▶ _Your instructions_:
What is needed here is a faithful repeat of every entry, with no character changed.

(Dataset rows describing interfaces)
# # # # # # #
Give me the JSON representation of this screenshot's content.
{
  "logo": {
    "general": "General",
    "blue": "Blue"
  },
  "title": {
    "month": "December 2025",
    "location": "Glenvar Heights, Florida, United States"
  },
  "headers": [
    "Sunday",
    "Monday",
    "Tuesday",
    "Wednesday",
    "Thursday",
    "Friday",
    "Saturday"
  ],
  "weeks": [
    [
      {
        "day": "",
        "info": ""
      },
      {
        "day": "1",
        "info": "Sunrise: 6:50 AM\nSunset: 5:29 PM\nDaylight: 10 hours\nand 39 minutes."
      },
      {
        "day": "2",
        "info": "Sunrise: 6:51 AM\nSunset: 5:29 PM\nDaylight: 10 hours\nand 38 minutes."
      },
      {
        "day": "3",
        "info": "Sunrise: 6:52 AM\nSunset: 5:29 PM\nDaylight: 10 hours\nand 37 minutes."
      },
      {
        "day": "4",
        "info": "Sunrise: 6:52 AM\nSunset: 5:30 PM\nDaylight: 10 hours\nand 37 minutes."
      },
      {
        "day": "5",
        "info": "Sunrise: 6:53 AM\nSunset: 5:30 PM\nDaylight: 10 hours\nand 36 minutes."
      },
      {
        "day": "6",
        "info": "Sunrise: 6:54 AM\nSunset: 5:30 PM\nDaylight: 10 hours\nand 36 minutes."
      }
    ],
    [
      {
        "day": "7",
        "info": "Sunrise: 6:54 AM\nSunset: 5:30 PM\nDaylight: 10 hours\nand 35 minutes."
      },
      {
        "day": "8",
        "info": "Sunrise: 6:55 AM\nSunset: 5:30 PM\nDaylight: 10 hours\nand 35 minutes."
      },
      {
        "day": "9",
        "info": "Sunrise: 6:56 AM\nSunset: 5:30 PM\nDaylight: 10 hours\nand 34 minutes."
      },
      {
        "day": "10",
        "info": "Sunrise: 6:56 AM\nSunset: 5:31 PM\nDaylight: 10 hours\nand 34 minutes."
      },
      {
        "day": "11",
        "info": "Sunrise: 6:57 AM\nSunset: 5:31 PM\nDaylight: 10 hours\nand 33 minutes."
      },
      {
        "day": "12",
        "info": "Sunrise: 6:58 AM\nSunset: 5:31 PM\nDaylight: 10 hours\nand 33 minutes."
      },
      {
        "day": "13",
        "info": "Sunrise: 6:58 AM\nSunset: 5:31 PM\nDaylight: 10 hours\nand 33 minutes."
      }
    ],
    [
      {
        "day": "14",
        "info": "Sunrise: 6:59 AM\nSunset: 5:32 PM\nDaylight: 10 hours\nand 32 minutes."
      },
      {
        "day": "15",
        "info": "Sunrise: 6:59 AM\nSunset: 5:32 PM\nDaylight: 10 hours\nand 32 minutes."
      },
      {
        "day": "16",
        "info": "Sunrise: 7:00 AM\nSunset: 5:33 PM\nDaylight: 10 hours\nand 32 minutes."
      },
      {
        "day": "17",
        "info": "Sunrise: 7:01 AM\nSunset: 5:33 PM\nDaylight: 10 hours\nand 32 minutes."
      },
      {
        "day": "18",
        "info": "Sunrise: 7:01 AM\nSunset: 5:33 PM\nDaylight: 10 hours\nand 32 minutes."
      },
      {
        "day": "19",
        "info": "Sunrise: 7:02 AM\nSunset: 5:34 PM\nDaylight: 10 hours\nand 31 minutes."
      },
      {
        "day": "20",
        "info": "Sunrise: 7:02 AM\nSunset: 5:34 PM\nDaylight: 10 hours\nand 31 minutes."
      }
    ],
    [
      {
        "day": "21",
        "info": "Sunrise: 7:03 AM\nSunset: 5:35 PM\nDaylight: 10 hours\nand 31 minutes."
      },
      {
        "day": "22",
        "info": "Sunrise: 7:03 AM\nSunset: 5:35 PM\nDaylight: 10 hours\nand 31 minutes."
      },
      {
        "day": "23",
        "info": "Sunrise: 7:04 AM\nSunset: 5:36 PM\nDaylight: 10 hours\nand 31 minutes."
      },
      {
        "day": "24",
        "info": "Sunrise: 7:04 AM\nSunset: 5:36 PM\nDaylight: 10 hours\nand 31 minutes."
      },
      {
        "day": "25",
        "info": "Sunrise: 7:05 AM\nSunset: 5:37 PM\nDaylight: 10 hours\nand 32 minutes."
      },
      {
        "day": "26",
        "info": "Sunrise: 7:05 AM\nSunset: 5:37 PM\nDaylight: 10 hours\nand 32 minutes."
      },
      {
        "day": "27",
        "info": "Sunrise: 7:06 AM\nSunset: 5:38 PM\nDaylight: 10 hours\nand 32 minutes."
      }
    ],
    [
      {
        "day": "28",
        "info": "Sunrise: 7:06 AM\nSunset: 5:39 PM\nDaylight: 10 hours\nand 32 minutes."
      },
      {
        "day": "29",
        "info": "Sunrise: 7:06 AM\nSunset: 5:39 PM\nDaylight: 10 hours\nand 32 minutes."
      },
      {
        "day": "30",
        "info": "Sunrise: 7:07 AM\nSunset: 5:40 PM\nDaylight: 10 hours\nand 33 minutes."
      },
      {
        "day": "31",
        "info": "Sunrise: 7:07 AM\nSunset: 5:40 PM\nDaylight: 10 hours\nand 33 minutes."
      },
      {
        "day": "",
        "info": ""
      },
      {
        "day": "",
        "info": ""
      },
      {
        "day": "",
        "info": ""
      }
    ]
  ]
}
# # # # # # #
▶ _Solution to the problem_:
Give me the JSON representation of this screenshot's content.
{
  "logo": {
    "general": "General",
    "blue": "Blue"
  },
  "title": {
    "month": "December 2025",
    "location": "Glenvar Heights, Florida, United States"
  },
  "headers": [
    "Sunday",
    "Monday",
    "Tuesday",
    "Wednesday",
    "Thursday",
    "Friday",
    "Saturday"
  ],
  "weeks": [
    [
      {
        "day": "",
        "info": ""
      },
      {
        "day": "1",
        "info": "Sunrise: 6:50 AM\nSunset: 5:29 PM\nDaylight: 10 hours\nand 39 minutes."
      },
      {
        "day": "2",
        "info": "Sunrise: 6:51 AM\nSunset: 5:29 PM\nDaylight: 10 hours\nand 38 minutes."
      },
      {
        "day": "3",
        "info": "Sunrise: 6:52 AM\nSunset: 5:29 PM\nDaylight: 10 hours\nand 37 minutes."
      },
      {
        "day": "4",
        "info": "Sunrise: 6:52 AM\nSunset: 5:30 PM\nDaylight: 10 hours\nand 37 minutes."
      },
      {
        "day": "5",
        "info": "Sunrise: 6:53 AM\nSunset: 5:30 PM\nDaylight: 10 hours\nand 36 minutes."
      },
      {
        "day": "6",
        "info": "Sunrise: 6:54 AM\nSunset: 5:30 PM\nDaylight: 10 hours\nand 36 minutes."
      }
    ],
    [
      {
        "day": "7",
        "info": "Sunrise: 6:54 AM\nSunset: 5:30 PM\nDaylight: 10 hours\nand 35 minutes."
      },
      {
        "day": "8",
        "info": "Sunrise: 6:55 AM\nSunset: 5:30 PM\nDaylight: 10 hours\nand 35 minutes."
      },
      {
        "day": "9",
        "info": "Sunrise: 6:56 AM\nSunset: 5:30 PM\nDaylight: 10 hours\nand 34 minutes."
      },
      {
        "day": "10",
        "info": "Sunrise: 6:56 AM\nSunset: 5:31 PM\nDaylight: 10 hours\nand 34 minutes."
      },
      {
        "day": "11",
        "info": "Sunrise: 6:57 AM\nSunset: 5:31 PM\nDaylight: 10 hours\nand 33 minutes."
      },
      {
        "day": "12",
        "info": "Sunrise: 6:58 AM\nSunset: 5:31 PM\nDaylight: 10 hours\nand 33 minutes."
      },
      {
        "day": "13",
        "info": "Sunrise: 6:58 AM\nSunset: 5:31 PM\nDaylight: 10 hours\nand 33 minutes."
      }
    ],
    [
      {
        "day": "14",
        "info": "Sunrise: 6:59 AM\nSunset: 5:32 PM\nDaylight: 10 hours\nand 32 minutes."
      },
      {
        "day": "15",
        "info": "Sunrise: 6:59 AM\nSunset: 5:32 PM\nDaylight: 10 hours\nand 32 minutes."
      },
      {
        "day": "16",
        "info": "Sunrise: 7:00 AM\nSunset: 5:33 PM\nDaylight: 10 hours\nand 32 minutes."
      },
      {
        "day": "17",
        "info": "Sunrise: 7:01 AM\nSunset: 5:33 PM\nDaylight: 10 hours\nand 32 minutes."
      },
      {
        "day": "18",
        "info": "Sunrise: 7:01 AM\nSunset: 5:33 PM\nDaylight: 10 hours\nand 32 minutes."
      },
      {
        "day": "19",
        "info": "Sunrise: 7:02 AM\nSunset: 5:34 PM\nDaylight: 10 hours\nand 31 minutes."
      },
      {
        "day": "20",
        "info": "Sunrise: 7:02 AM\nSunset: 5:34 PM\nDaylight: 10 hours\nand 31 minutes."
      }
    ],
    [
      {
        "day": "21",
        "info": "Sunrise: 7:03 AM\nSunset: 5:35 PM\nDaylight: 10 hours\nand 31 minutes."
      },
      {
        "day": "22",
        "info": "Sunrise: 7:03 AM\nSunset: 5:35 PM\nDaylight: 10 hours\nand 31 minutes."
      },
      {
        "day": "23",
        "info": "Sunrise: 7:04 AM\nSunset: 5:36 PM\nDaylight: 10 hours\nand 31 minutes."
      },
      {
        "day": "24",
        "info": "Sunrise: 7:04 AM\nSunset: 5:36 PM\nDaylight: 10 hours\nand 31 minutes."
      },
      {
        "day": "25",
        "info": "Sunrise: 7:05 AM\nSunset: 5:37 PM\nDaylight: 10 hours\nand 32 minutes."
      },
      {
        "day": "26",
        "info": "Sunrise: 7:05 AM\nSunset: 5:37 PM\nDaylight: 10 hours\nand 32 minutes."
      },
      {
        "day": "27",
        "info": "Sunrise: 7:06 AM\nSunset: 5:38 PM\nDaylight: 10 hours\nand 32 minutes."
      }
    ],
    [
      {
        "day": "28",
        "info": "Sunrise: 7:06 AM\nSunset: 5:39 PM\nDaylight: 10 hours\nand 32 minutes."
      },
      {
        "day": "29",
        "info": "Sunrise: 7:06 AM\nSunset: 5:39 PM\nDaylight: 10 hours\nand 32 minutes."
      },
      {
        "day": "30",
        "info": "Sunrise: 7:07 AM\nSunset: 5:40 PM\nDaylight: 10 hours\nand 33 minutes."
      },
      {
        "day": "31",
        "info": "Sunrise: 7:07 AM\nSunset: 5:40 PM\nDaylight: 10 hours\nand 33 minutes."
      },
      {
        "day": "",
        "info": ""
      },
      {
        "day": "",
        "info": ""
      },
      {
        "day": "",
        "info": ""
      }
    ]
  ]
}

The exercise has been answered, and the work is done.